‘Magnificent creatures’: New photos show largest anaconda ever recorded

A close-up of the newly discovered northern green anaconda, found in the Amazon's Orinoco basin. © Jesus Rivas

Agiant anaconda species captured recently in the Amazon of Ecuador by a team of scientists is the largest to ever be documented, USA TODAY previously reported, and now, there are images showing just how massive the snake really is.

The group of scientists from The University of Queensland, led by professor Bryan Fry, uncovered the nearly 10 million-year-old species with help from the Indigenous Huaorani people while filming Pole to Pole with Will Smith,” a National Geographic series that will stream on Disney+.

Fry, as well as other scientists who studied the new species, shot incredible photos of the newly discovered snake in action.

Here are some images of the northern green anaconda found in the Orinoco Basin of the Amazon.

The invitation by Huaorani Chief Penti Baihua to enter the Baihuaeri Huaorani Territory in the Ecuadorian Amazon was “one of only a handful granted since the tribe’s first contact in 1958,” Fry told USA TODAY.

A new snake species, the northern green anaconda, sits on a riverbank in the Amazon’s Orinoco basin.© Bryan Fry

“The size of these magnificent creatures was incredible,” Fry said in a news release earlier this month. “One female anaconda we encountered measured an astounding 6.3 meters (20.8 feet) long.”

The northern green anaconda is captured feasting on a deer.© Jesus Rivas

Fry’s team alongside the Huaorani people took canoes downriver in the Bameno region, where they found “several anacondas lurking in the shallows, lying in wait for prey,” Fry told USA TODAY.

A close-up on the head of a northern green anaconda, a new species discovered in the Amazon’s Orinoco basin.© Joptape Chavez

The group then captured several specimens of the species, which they named the northern green anaconda (Eunectes akayima).

A close-up of the scales on a northern green anaconda.© Bryan Fry

Fry mentioned that the key to understanding the discovery has to do with location. The Amazon has two separate basins. The larger basin in the south is home to the green anaconda from which the northern green anaconda comes.
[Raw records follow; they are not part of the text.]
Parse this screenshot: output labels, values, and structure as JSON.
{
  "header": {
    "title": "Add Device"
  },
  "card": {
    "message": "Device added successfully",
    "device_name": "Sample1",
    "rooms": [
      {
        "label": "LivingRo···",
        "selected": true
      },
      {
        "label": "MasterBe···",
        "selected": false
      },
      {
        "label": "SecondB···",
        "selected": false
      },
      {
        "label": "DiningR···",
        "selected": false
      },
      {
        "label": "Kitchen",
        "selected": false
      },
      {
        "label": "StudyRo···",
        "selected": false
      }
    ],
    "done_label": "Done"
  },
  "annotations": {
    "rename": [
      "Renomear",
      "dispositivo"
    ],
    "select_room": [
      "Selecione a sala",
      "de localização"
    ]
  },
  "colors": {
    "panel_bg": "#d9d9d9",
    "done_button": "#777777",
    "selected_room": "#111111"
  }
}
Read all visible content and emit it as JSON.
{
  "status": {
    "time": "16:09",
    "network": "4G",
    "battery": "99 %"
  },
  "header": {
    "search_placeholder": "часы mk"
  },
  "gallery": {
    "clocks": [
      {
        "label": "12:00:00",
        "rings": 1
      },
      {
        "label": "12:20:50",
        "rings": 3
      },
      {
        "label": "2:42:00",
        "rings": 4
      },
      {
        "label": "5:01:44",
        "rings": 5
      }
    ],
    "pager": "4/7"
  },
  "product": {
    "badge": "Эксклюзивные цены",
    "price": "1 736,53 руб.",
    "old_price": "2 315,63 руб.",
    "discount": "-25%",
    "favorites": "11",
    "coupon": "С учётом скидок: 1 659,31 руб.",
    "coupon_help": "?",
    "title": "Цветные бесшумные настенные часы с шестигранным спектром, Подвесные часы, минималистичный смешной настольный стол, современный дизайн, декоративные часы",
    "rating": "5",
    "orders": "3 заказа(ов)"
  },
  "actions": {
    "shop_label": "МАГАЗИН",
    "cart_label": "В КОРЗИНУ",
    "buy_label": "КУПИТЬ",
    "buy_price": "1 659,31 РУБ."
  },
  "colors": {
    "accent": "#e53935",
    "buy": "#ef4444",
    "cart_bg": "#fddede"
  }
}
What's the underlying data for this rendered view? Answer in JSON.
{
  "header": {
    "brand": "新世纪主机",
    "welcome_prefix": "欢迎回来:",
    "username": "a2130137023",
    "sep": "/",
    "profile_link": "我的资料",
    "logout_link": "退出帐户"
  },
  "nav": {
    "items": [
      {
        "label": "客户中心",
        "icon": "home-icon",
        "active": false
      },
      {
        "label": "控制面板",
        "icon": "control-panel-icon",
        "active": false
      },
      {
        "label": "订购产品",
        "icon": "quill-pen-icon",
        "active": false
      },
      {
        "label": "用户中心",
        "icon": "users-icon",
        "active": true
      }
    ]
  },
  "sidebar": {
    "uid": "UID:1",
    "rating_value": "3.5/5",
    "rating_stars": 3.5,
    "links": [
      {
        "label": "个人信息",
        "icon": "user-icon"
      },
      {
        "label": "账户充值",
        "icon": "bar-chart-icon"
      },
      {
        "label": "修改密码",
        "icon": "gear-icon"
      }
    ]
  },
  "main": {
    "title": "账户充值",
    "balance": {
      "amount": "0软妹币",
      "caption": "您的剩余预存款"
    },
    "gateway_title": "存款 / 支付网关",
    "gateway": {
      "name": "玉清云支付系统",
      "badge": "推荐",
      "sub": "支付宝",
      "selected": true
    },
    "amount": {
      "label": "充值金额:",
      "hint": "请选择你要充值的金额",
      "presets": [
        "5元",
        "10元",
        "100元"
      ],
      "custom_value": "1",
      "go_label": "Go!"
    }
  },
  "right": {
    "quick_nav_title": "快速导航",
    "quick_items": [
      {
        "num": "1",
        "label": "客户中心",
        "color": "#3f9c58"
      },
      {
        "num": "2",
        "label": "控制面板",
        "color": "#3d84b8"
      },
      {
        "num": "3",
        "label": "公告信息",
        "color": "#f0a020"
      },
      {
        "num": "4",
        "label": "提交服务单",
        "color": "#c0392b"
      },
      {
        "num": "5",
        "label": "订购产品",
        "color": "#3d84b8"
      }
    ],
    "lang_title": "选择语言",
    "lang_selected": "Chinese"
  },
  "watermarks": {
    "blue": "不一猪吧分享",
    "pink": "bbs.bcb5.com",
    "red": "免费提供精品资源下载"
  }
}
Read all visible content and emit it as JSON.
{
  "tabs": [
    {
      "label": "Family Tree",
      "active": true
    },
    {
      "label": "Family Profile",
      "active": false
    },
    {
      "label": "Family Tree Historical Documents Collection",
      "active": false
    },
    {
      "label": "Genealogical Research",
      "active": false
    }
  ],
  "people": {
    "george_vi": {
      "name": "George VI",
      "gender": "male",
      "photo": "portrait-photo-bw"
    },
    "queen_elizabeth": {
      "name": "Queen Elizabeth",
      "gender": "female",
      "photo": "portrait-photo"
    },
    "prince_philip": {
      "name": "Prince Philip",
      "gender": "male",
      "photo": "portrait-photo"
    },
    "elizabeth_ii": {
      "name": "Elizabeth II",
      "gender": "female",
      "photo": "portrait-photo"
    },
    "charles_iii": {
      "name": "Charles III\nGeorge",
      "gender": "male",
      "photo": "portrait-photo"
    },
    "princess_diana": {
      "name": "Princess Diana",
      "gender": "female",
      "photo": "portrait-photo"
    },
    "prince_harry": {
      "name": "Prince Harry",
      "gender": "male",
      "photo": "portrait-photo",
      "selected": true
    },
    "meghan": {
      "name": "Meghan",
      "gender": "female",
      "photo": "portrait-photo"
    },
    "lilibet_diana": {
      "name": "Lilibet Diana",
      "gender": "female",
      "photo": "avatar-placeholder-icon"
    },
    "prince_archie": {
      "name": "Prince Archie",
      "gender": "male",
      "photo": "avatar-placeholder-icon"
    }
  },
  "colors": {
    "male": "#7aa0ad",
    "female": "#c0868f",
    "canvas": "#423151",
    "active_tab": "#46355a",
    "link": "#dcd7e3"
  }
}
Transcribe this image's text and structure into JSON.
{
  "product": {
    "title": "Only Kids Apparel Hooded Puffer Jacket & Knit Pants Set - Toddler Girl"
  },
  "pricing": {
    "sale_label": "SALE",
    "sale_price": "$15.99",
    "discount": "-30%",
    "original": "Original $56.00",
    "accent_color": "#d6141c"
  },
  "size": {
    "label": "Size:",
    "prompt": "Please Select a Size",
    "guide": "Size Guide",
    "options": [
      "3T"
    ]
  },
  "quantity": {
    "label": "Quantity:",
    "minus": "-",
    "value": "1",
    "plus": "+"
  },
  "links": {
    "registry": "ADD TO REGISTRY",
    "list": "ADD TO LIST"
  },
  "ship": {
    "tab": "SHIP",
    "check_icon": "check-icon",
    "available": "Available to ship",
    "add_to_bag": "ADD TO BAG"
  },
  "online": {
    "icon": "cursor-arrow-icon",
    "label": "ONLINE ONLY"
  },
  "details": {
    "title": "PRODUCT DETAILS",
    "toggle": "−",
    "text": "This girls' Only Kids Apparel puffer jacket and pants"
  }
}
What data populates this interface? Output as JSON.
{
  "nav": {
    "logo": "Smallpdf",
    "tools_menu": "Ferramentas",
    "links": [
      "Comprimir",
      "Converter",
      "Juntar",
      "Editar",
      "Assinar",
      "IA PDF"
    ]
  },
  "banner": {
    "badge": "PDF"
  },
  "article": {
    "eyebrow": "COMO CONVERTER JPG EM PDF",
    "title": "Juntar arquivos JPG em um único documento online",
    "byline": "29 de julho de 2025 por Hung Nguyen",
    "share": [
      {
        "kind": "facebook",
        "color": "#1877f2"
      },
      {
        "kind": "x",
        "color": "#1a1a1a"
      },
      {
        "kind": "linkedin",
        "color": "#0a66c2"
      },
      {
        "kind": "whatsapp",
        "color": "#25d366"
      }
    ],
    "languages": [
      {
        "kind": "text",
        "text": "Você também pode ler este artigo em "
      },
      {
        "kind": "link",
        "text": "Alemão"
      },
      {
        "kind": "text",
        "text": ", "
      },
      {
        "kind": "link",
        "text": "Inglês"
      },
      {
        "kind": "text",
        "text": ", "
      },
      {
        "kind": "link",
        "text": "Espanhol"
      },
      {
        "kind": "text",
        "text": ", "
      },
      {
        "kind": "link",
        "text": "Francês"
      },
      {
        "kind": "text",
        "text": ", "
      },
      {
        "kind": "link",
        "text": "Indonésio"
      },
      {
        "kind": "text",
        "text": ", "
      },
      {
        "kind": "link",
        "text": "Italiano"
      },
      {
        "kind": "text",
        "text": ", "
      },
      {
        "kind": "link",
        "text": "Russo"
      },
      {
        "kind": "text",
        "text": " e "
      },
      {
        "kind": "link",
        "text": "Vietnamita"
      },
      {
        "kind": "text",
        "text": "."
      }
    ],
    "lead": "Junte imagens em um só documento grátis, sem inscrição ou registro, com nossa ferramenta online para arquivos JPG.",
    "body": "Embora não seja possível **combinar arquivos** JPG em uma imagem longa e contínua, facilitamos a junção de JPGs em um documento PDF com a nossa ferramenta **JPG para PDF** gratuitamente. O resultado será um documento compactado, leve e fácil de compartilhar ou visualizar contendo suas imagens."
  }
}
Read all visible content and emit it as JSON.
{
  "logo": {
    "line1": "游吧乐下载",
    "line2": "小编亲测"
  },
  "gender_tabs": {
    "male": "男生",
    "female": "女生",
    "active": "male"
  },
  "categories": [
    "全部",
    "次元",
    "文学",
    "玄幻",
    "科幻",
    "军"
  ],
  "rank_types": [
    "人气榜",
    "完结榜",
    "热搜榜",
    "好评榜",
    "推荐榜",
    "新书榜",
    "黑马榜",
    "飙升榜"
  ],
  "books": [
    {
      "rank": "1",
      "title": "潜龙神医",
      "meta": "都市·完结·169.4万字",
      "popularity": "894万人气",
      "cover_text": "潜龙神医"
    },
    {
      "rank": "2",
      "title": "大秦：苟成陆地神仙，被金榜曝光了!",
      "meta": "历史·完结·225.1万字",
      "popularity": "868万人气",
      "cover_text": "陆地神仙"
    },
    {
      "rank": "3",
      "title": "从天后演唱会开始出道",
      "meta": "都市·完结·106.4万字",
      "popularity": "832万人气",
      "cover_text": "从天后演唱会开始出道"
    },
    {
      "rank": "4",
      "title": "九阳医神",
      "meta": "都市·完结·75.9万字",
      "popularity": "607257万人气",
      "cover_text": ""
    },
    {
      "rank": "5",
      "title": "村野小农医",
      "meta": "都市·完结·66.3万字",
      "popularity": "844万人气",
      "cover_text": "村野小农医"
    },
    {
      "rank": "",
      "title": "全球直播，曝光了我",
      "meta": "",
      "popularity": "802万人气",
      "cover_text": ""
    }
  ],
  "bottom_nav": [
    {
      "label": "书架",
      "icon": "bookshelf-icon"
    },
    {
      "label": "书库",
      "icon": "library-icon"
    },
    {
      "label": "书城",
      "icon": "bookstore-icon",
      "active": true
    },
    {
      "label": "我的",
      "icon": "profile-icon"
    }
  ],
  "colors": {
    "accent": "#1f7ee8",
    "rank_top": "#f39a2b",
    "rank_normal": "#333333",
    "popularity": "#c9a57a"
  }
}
The smaller basin in the north is home to the newly discovered northern green anaconda.

The newly discovered northern green anaconda lurks in the waters on the Amazon’s Orinoco basin.© Jesus Rivas

The two species differ genetically by 5.5%, Fry shared. “It’s quite significant – to put it in perspective, humans differ from chimpanzees by only about 2%.”

A “breeding ball” made by a northern green anaconda is pictured in the Amazon’s Orinoco basin.© Jesus Rivas

Fry’s team hopes to keep an eye on the reproduction of the northern green anaconda to gain greater insight into the health of the ecosystem at large.

Though the findings made by Fry’s group are incredible, there are anecdotal reports from the Huaorani people of other anacondas in the area “measuring more than 7.5 meters long (24.6 feet) and weighing around 500 kilograms (1,102 pounds),” Fry shared.

An underwater close-up of the northern green anaconda, a new species discovered in the Amazon’s Orinoco basin.© Cristian Dimitrius

Details on the snakes found have been published in the journal MDPI Diversity.

Scientists hold the head of a northern green anaconda, a newly discovered snake species.© Jesus Rivas
This article originally appeared on USA TODAY